Let’s think positive… Is there something you or the team of organizers can really be proud of?

Unfortunately, I have a rather gloomy outlook due to the fact that all the races where I was supposed to be a National Controller or Adviser over the last year have been canceled. Maybe I should resign 🙂

But seriously, from my position, I can see how much work has been done behind the cancelled Euromeeting, from area mapping the premises to course setting. Unfortunately, we did not have the opportunity to use any of this, and therefore we have nothing to be proud of.

However, the WOC will definitely take place, competitions on a top level and with a minimal impact on the environment can be guaranteed. Compared to the previous WOC, we will also ensure a gender balance, which means that in the same number of races women will start first and in the same number men first. And of course, we have beautiful terrains that will be a real challenge.

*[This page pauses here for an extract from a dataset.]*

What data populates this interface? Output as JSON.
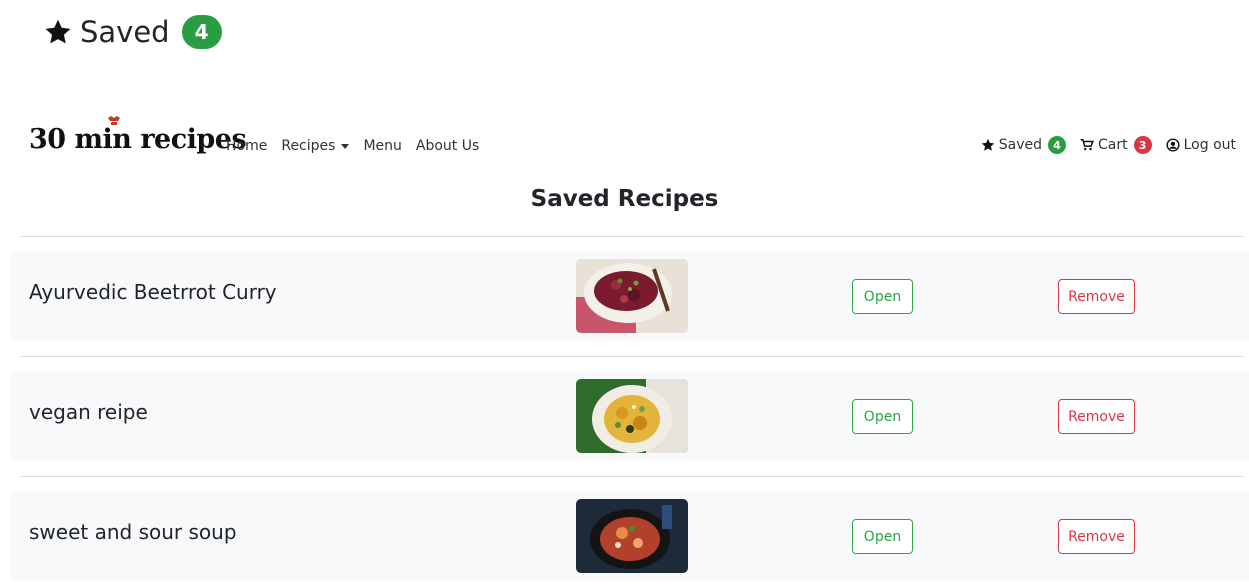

Do you still remember what you did at the WOC in Olomouc in 2008?

I was an avid fan. I still remember the middle distance final, where we have won silver and bronze medals. It was definitely a great inspiration and I thought I’d like to be more involved in the organization of another event. This promise was fulfilled at the European Championships in Jeseník in 2016, where I was in charge of GPS tracking. At the World Cup in 2018, I was then responsible for pre-start quarantines.

Thank you for the interview and may luck be finally on your side!